Saturday, August 6, 2016
HiFi - Vinyl, care and cleaning and the MP3
In the last few weeks we have been playing our old records and converting them to 320kbps MP3s. Portable MP3 players and large SD Cards just have so many advantages, and having the collection online is good too. In most cases I'm making a single MP3 per album side, not cutting up the individual tracks as separate files.
Our vinyl record collecting stopped in 1983 when CDs came out. I just loved that CDs have NO clicks and pops. Still do. But I also didn't go out and rebuy my collection on CDs so now, some 30 years later, I want to hear most of the stuff I haven't heard in a long time. I am recording them into Reaper, doing some mild mastering, writing 24bit files, then convert with dbpoweramp.
I really looked after my records. Most albums have vinyl covers, and were always stored vertically. I never touch the vinyl track surfaces, and all that, but now, some still have clicks and pops. I can edit out the big ones in Audacity, but it is tedious. Some records I was gifted years ago don't even have their internal vinyl record sleeve and are noisey and disgusting.
I have the usual record cleaning brush, even a dust bug that I'm not using, and found these received records need more. Much more. A solution of distilled water, Isopropyl Alcohol and a surface tension reducer (that doesn't seem to be readily available) is what is in the commercial cleaning solutions. It looks like vacuuming the surface is required too, and you need a record label covering device to keep the solution off it.
All a bit tedious. I don't have a problem with the sound of CDs, but it seems CD prices are now rising, so replacing an old vinyl album that is still available with a CD isn't as attractive as it was.
The DIY Cleaning Solution and a DIY Cleaning Machine for reference.

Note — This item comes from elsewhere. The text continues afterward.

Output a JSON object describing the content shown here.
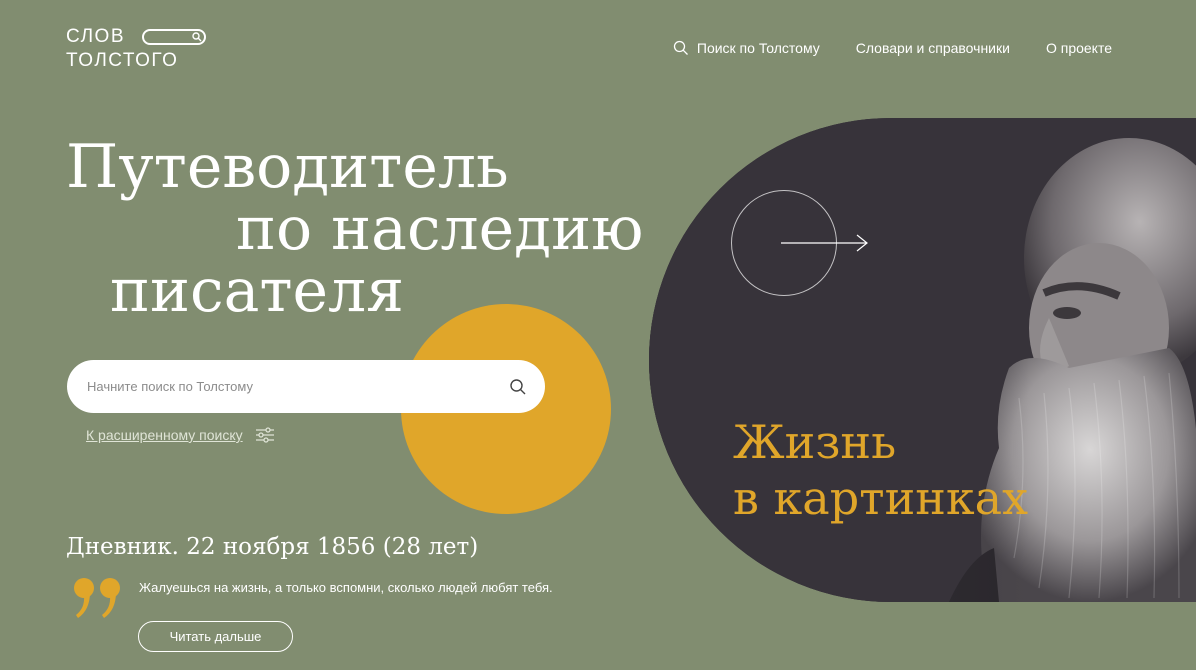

I would think making a vacuum cleaner attachment with velvet and some tubing and doing it manually would suffice for the number of records I need to do. We will see.
It is the Vinyl Album Artwork and sleeves that I miss, nothing to do with the sound quality.
..... a bit later....
We have tried just using demineralized water and 10% Isopropyl mixture with a velvet pad without a vacuum, and found the result better than dirty, but a long way to go before good. So probably need to try the vacuum next....
We can be contacted at Art & Technology.
Posted by Adrian Bruce @Megacurve at 7:02 PM